Some key risks arise from cloud computing. Principally, they revolve around the management, confidentiality and security of data. The storage of vast amounts of data in server farms presents the potential for data leakage, contamination and interference. The Data Protection Act 1998 contains strict provisions governing the storage and transfer of data internationally. With globally located server farms, how can an organisation be sure about:

·        location

·        competence of management

·        protection from interference

·        confidentiality

·        security

·        ability to secure access

·        safe return

·        the competence of the supplier in the whole operation?

Another concern is performance reliability and standards – unscheduled downtime or unexpected faults in the supplier’s systems might result in significant loss to the organisation and has the potential to put the reputation of the supplier at risk.

Governance principles

The obligation of the board or partnership to apply governance principles in the adoption of cloud services as a strategy remains equally valid in the cloud context as for the traditional model. The principles of transparent decision-making, clear lines of responsibility and accountability, risk and compliance management and realising stakeholder value, all apply to any cloud project.

Similarly, IT governance principles – ensuring IT operates to support and achieve the organisation’s objectives – are equally applicable.

Project governance principles also continue to apply. The organisation must also ensure that adoption of cloud services is part of a balanced portfolio of in-house and outsourced services and will supply an adequate return on investment. Although a simple concept, the cloud model has the potential to develop into a complex range of services. Some organisations may decide to ‘mix and match’ their portfolio of services, outsourcing more complex, tailored services through a traditional supplier, while entrusting more commoditised services, such as e-mail, to a cloud provider. Others may opt for a combination of dedicated single-tenant services and multi-tenant services – and even combine them with traditional services.


The adoption of an outsourcing strategy, whether traditional or ‘cloud’, rests with the board or partnership. It should be made with governance principles uppermost in mind and applied to decision-making at every stage of the process.

Boards of directors or partnerships embarking on outsourcing projects without the application of governance principles from the outset face hazardous risks and challenging vulnerabilities that all too often are inadequately managed and can lead to project failure. 

Rupert Kendrick is an IT journalist and author.
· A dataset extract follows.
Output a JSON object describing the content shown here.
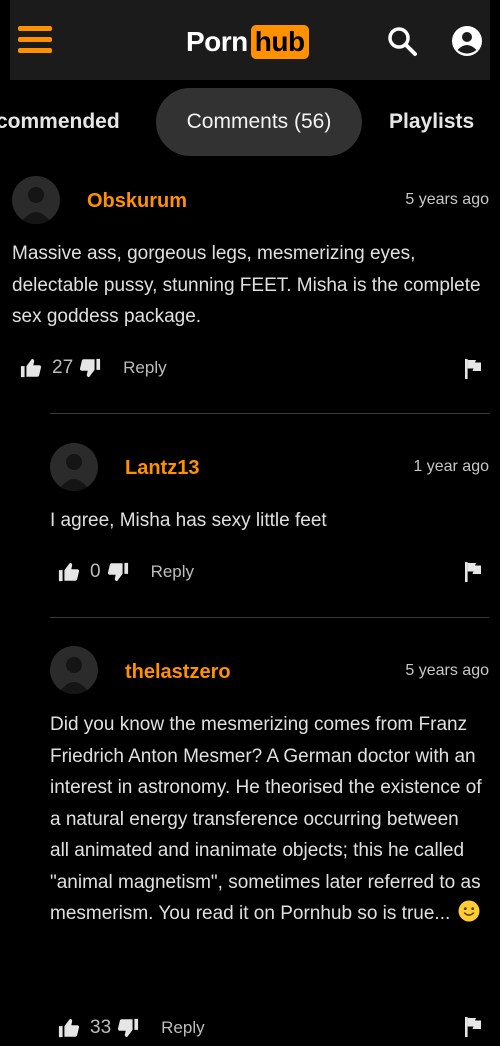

This article is drawn from his recently published book Outsourcing IT: A Governance Guide, available from IT Governance Publishing: ISBN 978-1-84928-025-9